*** THE DATA Section Begins ***

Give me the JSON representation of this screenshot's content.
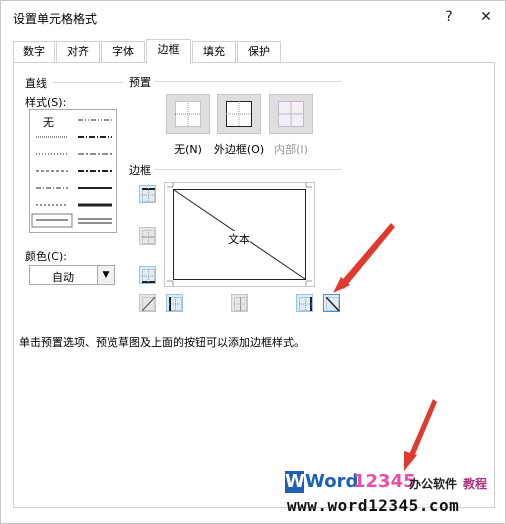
{
  "dialog": {
    "title": "设置单元格格式",
    "help_label": "?",
    "close_label": "✕"
  },
  "tabs": [
    {
      "label": "数字",
      "active": false
    },
    {
      "label": "对齐",
      "active": false
    },
    {
      "label": "字体",
      "active": false
    },
    {
      "label": "边框",
      "active": true
    },
    {
      "label": "填充",
      "active": false
    },
    {
      "label": "保护",
      "active": false
    }
  ],
  "line": {
    "group_label": "直线",
    "style_label": "样式(S):",
    "none_label": "无",
    "color_label": "颜色(C):",
    "color_value": "自动"
  },
  "presets": {
    "group_label": "预置",
    "items": [
      {
        "label": "无(N)",
        "enabled": true
      },
      {
        "label": "外边框(O)",
        "enabled": true
      },
      {
        "label": "内部(I)",
        "enabled": false
      }
    ]
  },
  "border": {
    "group_label": "边框",
    "preview_text": "文本"
  },
  "hint": "单击预置选项、预览草图及上面的按钮可以添加边框样式。",
  "watermark": {
    "brand_word": "Word",
    "brand_digits": "12345",
    "brand_cn": "办公软件",
    "brand_tag": "教程",
    "url": "www.word12345.com"
  },
  "colors": {
    "accent_button_bg": "#ddeefb",
    "accent_button_border": "#9cc3e6",
    "arrow": "#e03a30"
  }
}
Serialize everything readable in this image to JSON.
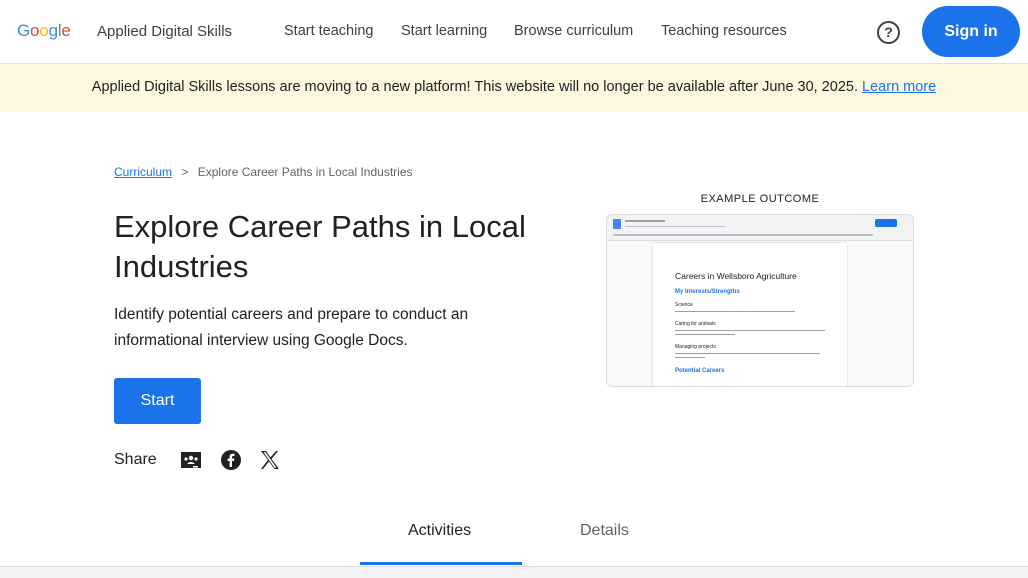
{
  "header": {
    "logo": "Google",
    "product": "Applied Digital Skills",
    "nav": [
      "Start teaching",
      "Start learning",
      "Browse curriculum",
      "Teaching resources"
    ],
    "help_icon": "help-circle-icon",
    "signin": "Sign in"
  },
  "banner": {
    "text": "Applied Digital Skills lessons are moving to a new platform! This website will no longer be available after June 30, 2025.",
    "link": "Learn more"
  },
  "breadcrumb": {
    "root": "Curriculum",
    "separator": ">",
    "current": "Explore Career Paths in Local Industries"
  },
  "lesson": {
    "title": "Explore Career Paths in Local Industries",
    "description": "Identify potential careers and prepare to conduct an informational interview using Google Docs.",
    "start": "Start",
    "share_label": "Share",
    "share_icons": [
      "google-classroom-icon",
      "facebook-icon",
      "x-icon"
    ]
  },
  "outcome": {
    "label": "EXAMPLE OUTCOME",
    "doc_title": "Careers in Wellsboro Agriculture",
    "section1": "My Interests/Strengths",
    "item1": "Science",
    "item2": "Caring for animals",
    "item3": "Managing projects",
    "section2": "Potential Careers"
  },
  "tabs": {
    "activities": "Activities",
    "details": "Details"
  }
}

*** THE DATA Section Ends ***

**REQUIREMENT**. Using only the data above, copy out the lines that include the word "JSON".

**TASK RESPONSE**.
Give me the JSON representation of this screenshot's content.
Serialize everything readable in this image to JSON.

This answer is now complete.